It comes into play in the review of fundamental rights , in the legislative process and in the administrative review of administrative actions (in particular: discretionary review ). It describes the relationship between a means used and a purpose sought.

A remedy is needed exactly when it is

  1. is suitable to achieve the intended purpose and
  2. among equally suitable means represents the mildest means to achieve the end sought.

Necessity as legality requirement

Administrative law

Official action is required if it represents the least possible interference with the gentlest means. Thus the principle of necessity is an expression of the administrative law prohibition of excess . When checking the legality and effectiveness of an administrative act , it is dogmatically classified in the general legality requirements that are placed on the substantive legality of administrative acts. Thereby secondary roles play, the suitability of the action to be able to achieve the desired success at all and appropriateness , which acts as a yardstick for weighing up the advantages and disadvantages of the administrative measure taken. " Necessity ", " suitability " and " appropriateness " characterize the so-called proportionality of the administrative act (for example in the case of connection and use compulsory ).

Constitutional law

The review of an encroachment on the protection area of ​​a fundamental right is very similar. Within the framework of the limits of fundamental rights, laws restricting the fundamental right are lawful if they are compatible with Article 19 of the Basic Law and the general constitutional principles within the meaning of Article 20 of the Basic Law. The means used sparingly can justify the purpose pursued if proportionality is maintained. A law on the fight against terrorism, for example, can only restrict the freedom of the press if the use of funds and purposes does not undermine the fundamental right.

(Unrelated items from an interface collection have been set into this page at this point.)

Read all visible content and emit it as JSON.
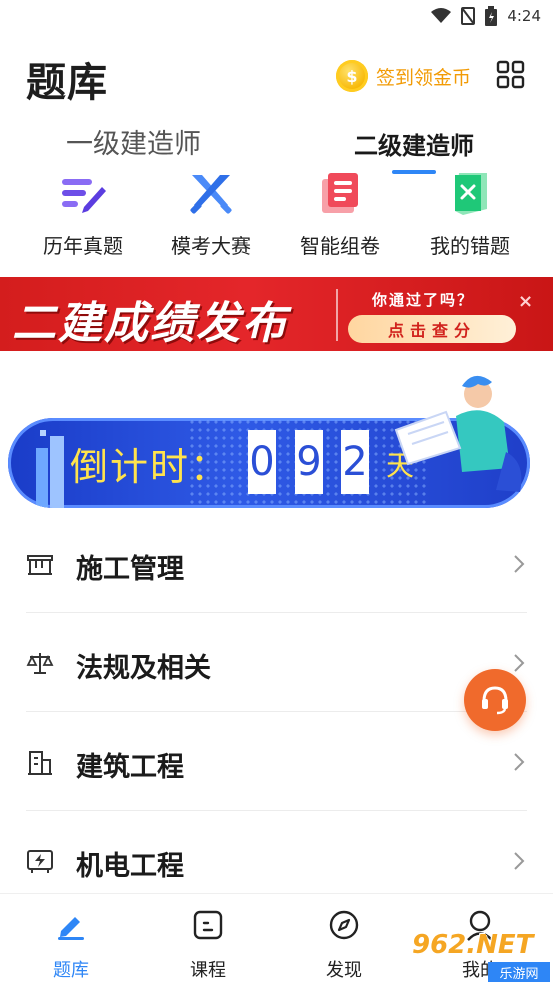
{
  "status_bar": {
    "time": "4:24"
  },
  "header": {
    "title": "题库",
    "signin_label": "签到领金币",
    "coin_symbol": "$"
  },
  "level_tabs": [
    {
      "label": "一级建造师",
      "active": false
    },
    {
      "label": "二级建造师",
      "active": true
    }
  ],
  "features": [
    {
      "label": "历年真题",
      "icon": "pen-lines-icon",
      "color": "#7b5cf0"
    },
    {
      "label": "模考大赛",
      "icon": "crossed-swords-icon",
      "color": "#3b7cf6"
    },
    {
      "label": "智能组卷",
      "icon": "document-icon",
      "color": "#f04a5a"
    },
    {
      "label": "我的错题",
      "icon": "wrong-note-icon",
      "color": "#1fc878"
    }
  ],
  "banner": {
    "title": "二建成绩发布",
    "subtitle": "你通过了吗？",
    "button": "点击查分",
    "close": "×"
  },
  "countdown": {
    "label": "倒计时：",
    "digits": [
      "0",
      "9",
      "2"
    ],
    "unit": "天"
  },
  "subjects": [
    {
      "label": "施工管理",
      "icon": "fence-icon"
    },
    {
      "label": "法规及相关",
      "icon": "scale-icon"
    },
    {
      "label": "建筑工程",
      "icon": "building-icon"
    },
    {
      "label": "机电工程",
      "icon": "electric-icon"
    }
  ],
  "bottom_nav": [
    {
      "label": "题库",
      "icon": "pencil-icon",
      "active": true
    },
    {
      "label": "课程",
      "icon": "course-icon",
      "active": false
    },
    {
      "label": "发现",
      "icon": "compass-icon",
      "active": false
    },
    {
      "label": "我的",
      "icon": "user-icon",
      "active": false
    }
  ],
  "watermark": {
    "top": "962.NET",
    "bottom": "乐游网"
  },
  "colors": {
    "accent": "#2e86f6",
    "signin": "#f29b05",
    "banner": "#d41d1d",
    "service": "#f06a2c"
  }
}
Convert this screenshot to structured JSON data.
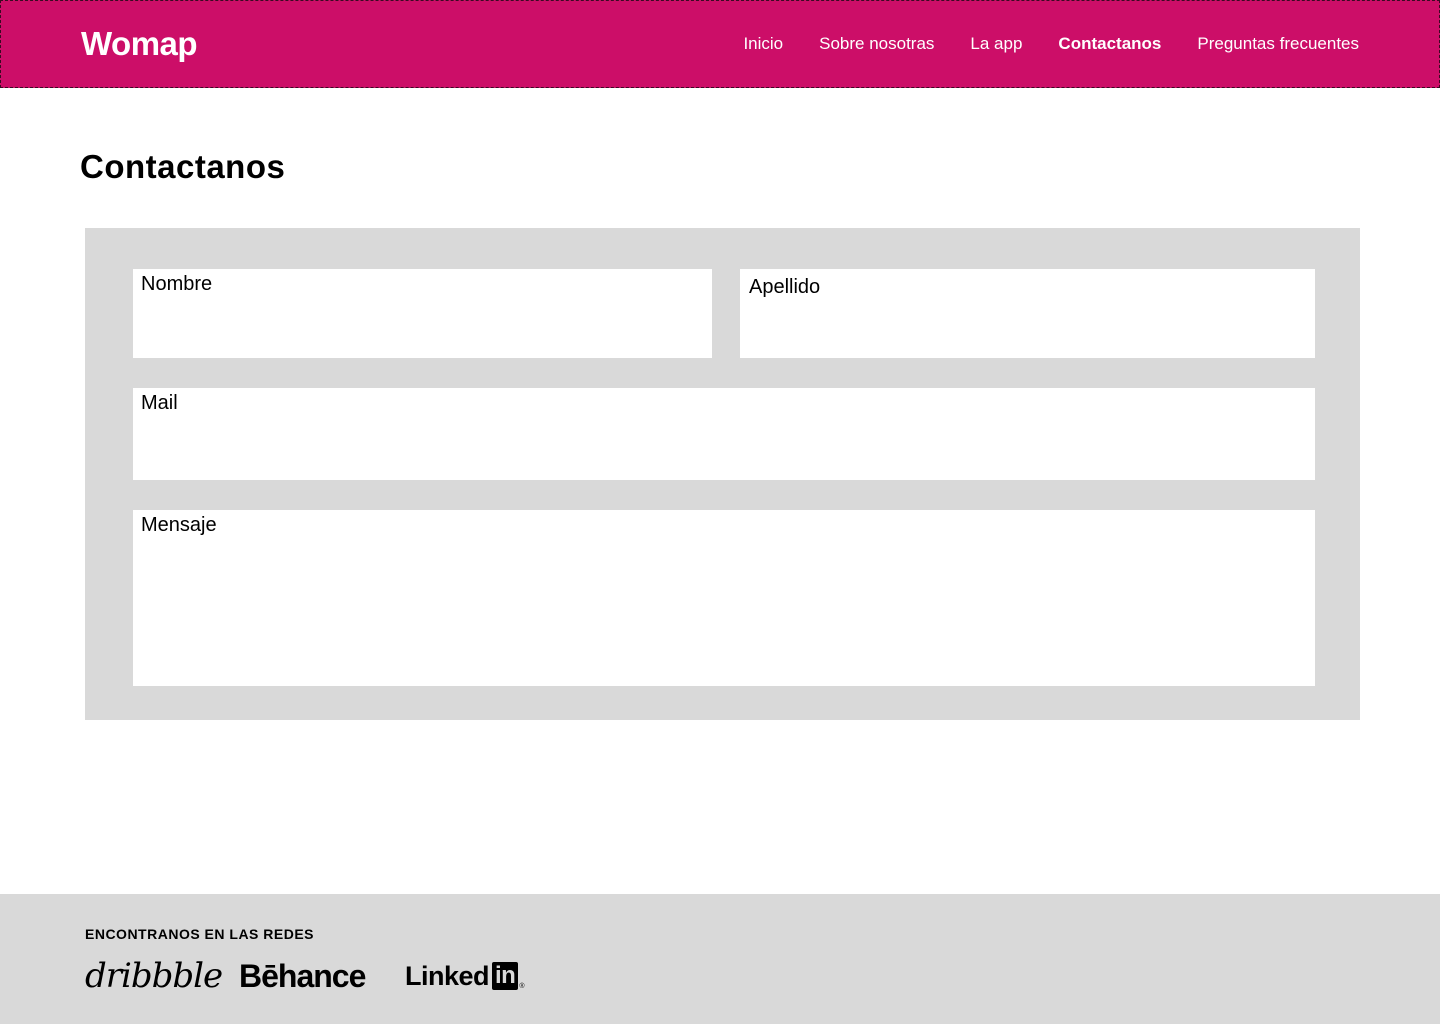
{
  "brand": {
    "name": "Womap",
    "color": "#CC0E68"
  },
  "nav": {
    "items": [
      {
        "label": "Inicio",
        "active": false
      },
      {
        "label": "Sobre nosotras",
        "active": false
      },
      {
        "label": "La app",
        "active": false
      },
      {
        "label": "Contactanos",
        "active": true
      },
      {
        "label": "Preguntas frecuentes",
        "active": false
      }
    ]
  },
  "page": {
    "title": "Contactanos"
  },
  "form": {
    "nombre": {
      "label": "Nombre",
      "value": ""
    },
    "apellido": {
      "label": "Apellido",
      "value": ""
    },
    "mail": {
      "label": "Mail",
      "value": ""
    },
    "mensaje": {
      "label": "Mensaje",
      "value": ""
    }
  },
  "footer": {
    "title": "ENCONTRANOS EN LAS REDES",
    "social": {
      "dribbble": "dribbble",
      "behance": "Bēhance",
      "linkedin_text": "Linked",
      "linkedin_box": "in",
      "linkedin_reg": "®"
    }
  }
}
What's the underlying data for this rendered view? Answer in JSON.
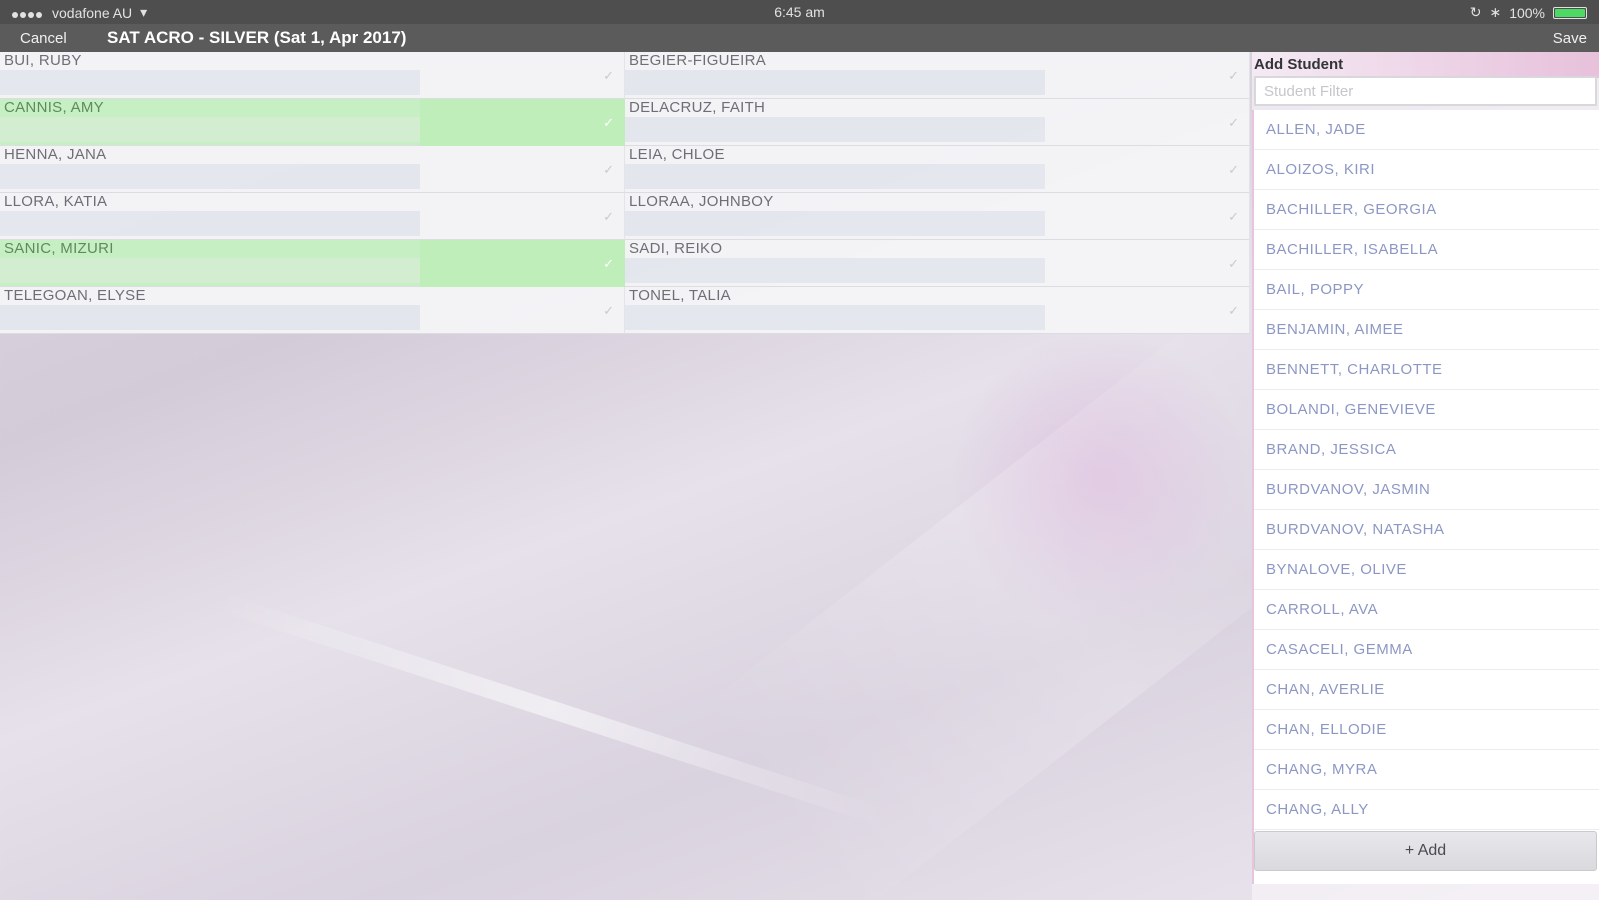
{
  "status_bar": {
    "carrier": "vodafone AU",
    "time": "6:45 am",
    "battery_percent": "100%",
    "battery_level": 1.0
  },
  "nav": {
    "cancel_label": "Cancel",
    "title": "SAT ACRO - SILVER (Sat 1, Apr 2017)",
    "save_label": "Save"
  },
  "students_grid": [
    {
      "name": "BUI, RUBY",
      "present": false
    },
    {
      "name": "BEGIER-FIGUEIRA",
      "present": false
    },
    {
      "name": "CANNIS, AMY",
      "present": true
    },
    {
      "name": "DELACRUZ, FAITH",
      "present": false
    },
    {
      "name": "HENNA, JANA",
      "present": false
    },
    {
      "name": "LEIA, CHLOE",
      "present": false
    },
    {
      "name": "LLORA, KATIA",
      "present": false
    },
    {
      "name": "LLORAA, JOHNBOY",
      "present": false
    },
    {
      "name": "SANIC, MIZURI",
      "present": true
    },
    {
      "name": "SADI, REIKO",
      "present": false
    },
    {
      "name": "TELEGOAN, ELYSE",
      "present": false
    },
    {
      "name": "TONEL, TALIA",
      "present": false
    }
  ],
  "add_student": {
    "title": "Add Student",
    "filter_placeholder": "Student Filter",
    "add_label": "+ Add",
    "students": [
      "ALLEN, JADE",
      "ALOIZOS, KIRI",
      "BACHILLER, GEORGIA",
      "BACHILLER, ISABELLA",
      "BAIL, POPPY",
      "BENJAMIN, AIMEE",
      "BENNETT, CHARLOTTE",
      "BOLANDI, GENEVIEVE",
      "BRAND, JESSICA",
      "BURDVANOV, JASMIN",
      "BURDVANOV, NATASHA",
      "BYNALOVE, OLIVE",
      "CARROLL, AVA",
      "CASACELI, GEMMA",
      "CHAN, AVERLIE",
      "CHAN, ELLODIE",
      "CHANG, MYRA",
      "CHANG, ALLY"
    ]
  },
  "colors": {
    "present_row": "#c6efc3",
    "nav_bar": "#5b5b5b",
    "student_list_text": "#8d97c4"
  }
}
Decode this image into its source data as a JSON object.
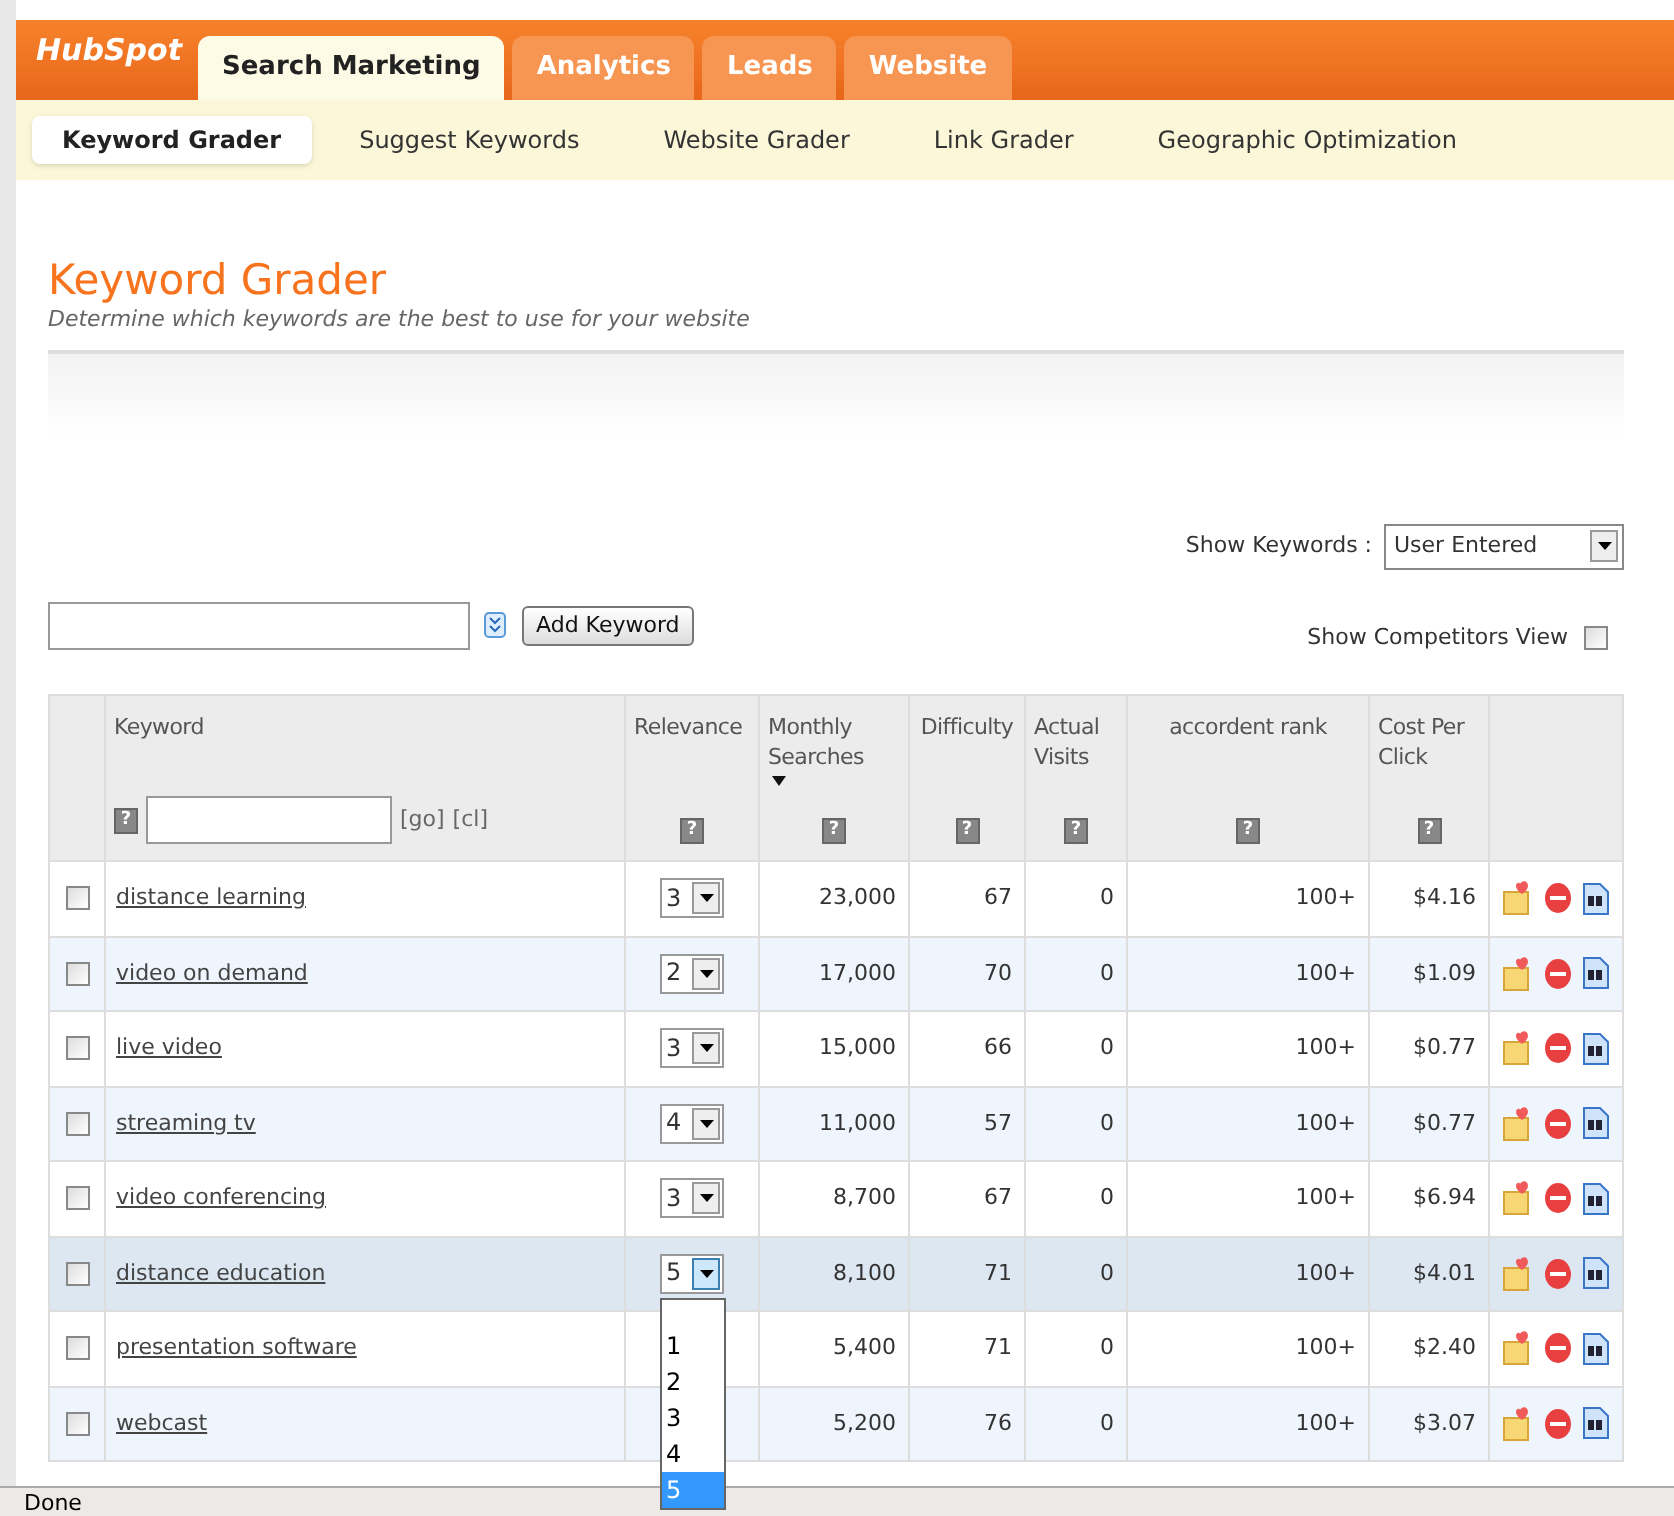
{
  "logo": "HubSpot",
  "tabs": [
    {
      "label": "Search Marketing",
      "selected": true
    },
    {
      "label": "Analytics",
      "selected": false
    },
    {
      "label": "Leads",
      "selected": false
    },
    {
      "label": "Website",
      "selected": false
    }
  ],
  "subtabs": [
    {
      "label": "Keyword Grader",
      "selected": true
    },
    {
      "label": "Suggest Keywords",
      "selected": false
    },
    {
      "label": "Website Grader",
      "selected": false
    },
    {
      "label": "Link Grader",
      "selected": false
    },
    {
      "label": "Geographic Optimization",
      "selected": false
    }
  ],
  "page_title": "Keyword Grader",
  "page_subtitle": "Determine which keywords are the best to use for your website",
  "show_keywords": {
    "label": "Show Keywords :",
    "value": "User Entered"
  },
  "add_keyword_button": "Add Keyword",
  "competitors_view": {
    "label": "Show Competitors View",
    "checked": false
  },
  "columns": [
    {
      "label": "Keyword",
      "help": "?",
      "filter_links": [
        "[go]",
        "[cl]"
      ]
    },
    {
      "label": "Relevance",
      "help": "?"
    },
    {
      "label": "Monthly Searches",
      "help": "?",
      "sorted": true
    },
    {
      "label": "Difficulty",
      "help": "?"
    },
    {
      "label": "Actual Visits",
      "help": "?"
    },
    {
      "label": "accordent rank",
      "help": "?"
    },
    {
      "label": "Cost Per Click",
      "help": "?"
    }
  ],
  "rows": [
    {
      "keyword": "distance learning",
      "relevance": "3",
      "menu_open": false,
      "selected": false,
      "checked": false,
      "searches": "23,000",
      "difficulty": "67",
      "visits": "0",
      "rank": "100+",
      "cpc": "$4.16"
    },
    {
      "keyword": "video on demand",
      "relevance": "2",
      "menu_open": false,
      "selected": false,
      "checked": false,
      "searches": "17,000",
      "difficulty": "70",
      "visits": "0",
      "rank": "100+",
      "cpc": "$1.09"
    },
    {
      "keyword": "live video",
      "relevance": "3",
      "menu_open": false,
      "selected": false,
      "checked": false,
      "searches": "15,000",
      "difficulty": "66",
      "visits": "0",
      "rank": "100+",
      "cpc": "$0.77"
    },
    {
      "keyword": "streaming tv",
      "relevance": "4",
      "menu_open": false,
      "selected": false,
      "checked": false,
      "searches": "11,000",
      "difficulty": "57",
      "visits": "0",
      "rank": "100+",
      "cpc": "$0.77"
    },
    {
      "keyword": "video conferencing",
      "relevance": "3",
      "menu_open": false,
      "selected": false,
      "checked": false,
      "searches": "8,700",
      "difficulty": "67",
      "visits": "0",
      "rank": "100+",
      "cpc": "$6.94"
    },
    {
      "keyword": "distance education",
      "relevance": "5",
      "menu_open": true,
      "selected": true,
      "checked": false,
      "searches": "8,100",
      "difficulty": "71",
      "visits": "0",
      "rank": "100+",
      "cpc": "$4.01"
    },
    {
      "keyword": "presentation software",
      "selected": false,
      "checked": false,
      "searches": "5,400",
      "difficulty": "71",
      "visits": "0",
      "rank": "100+",
      "cpc": "$2.40"
    },
    {
      "keyword": "webcast",
      "selected": false,
      "checked": false,
      "searches": "5,200",
      "difficulty": "76",
      "visits": "0",
      "rank": "100+",
      "cpc": "$3.07"
    }
  ],
  "relevance_options": [
    {
      "label": "1",
      "selected": false
    },
    {
      "label": "2",
      "selected": false
    },
    {
      "label": "3",
      "selected": false
    },
    {
      "label": "4",
      "selected": false
    },
    {
      "label": "5",
      "selected": true
    }
  ],
  "status_bar": "Done"
}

Depending on the area of ​​law, suitability is sometimes seen as part of the necessity or as an independent examination point (often in police law ), in the second case, necessity is understood to mean the use of the mildest and most effective means. However, a suitable and necessary intervention may not be carried out if the associated damage is grossly disproportionate to the intended purpose (proportionality in the narrower sense).

The criterion of necessity is the result of the principle of the least possible interference (in the rights of citizens). It is part of every examination of violations of fundamental rights . It therefore applies both to legislation itself and to all administrative action. It is particularly important to pay attention to the grounds for justification in criminal law, such as self-defense and emergency aid .

The principle of proportionality and thus the requirement of the necessity of administrative action result from the rule of law anchored in Art. 20 GG . The principle of the least possible intervention is thus covered by the eternity guarantee.

Individual evidence

  1. ^ Christoph Degenhart : Staatsrecht 1. State objectives, state organs, state functions. (= Priorities. 13). 11th edition. Müller Verlag, Heidelberg 1995, Rn. 326 and 329.
  2. Reports on the threat of terrorism - CDU man wants to restrict freedom of the press. In: Spiegel Online , November 23, 2010.
  3. ^ Gerrit Manssen : Staatsrecht I. Grundrechtsdogmatik. Vahlen, Munich 1995, ISBN 3-8006-1991-1 , Rn. 629 ff.
  4. ^ Dieter Hesselberger : The Basic Law. Commentary for political education. 12th edition. Hermann Luchterhand Verlag, Neuwied 2001, ISBN 3-89331-427-X .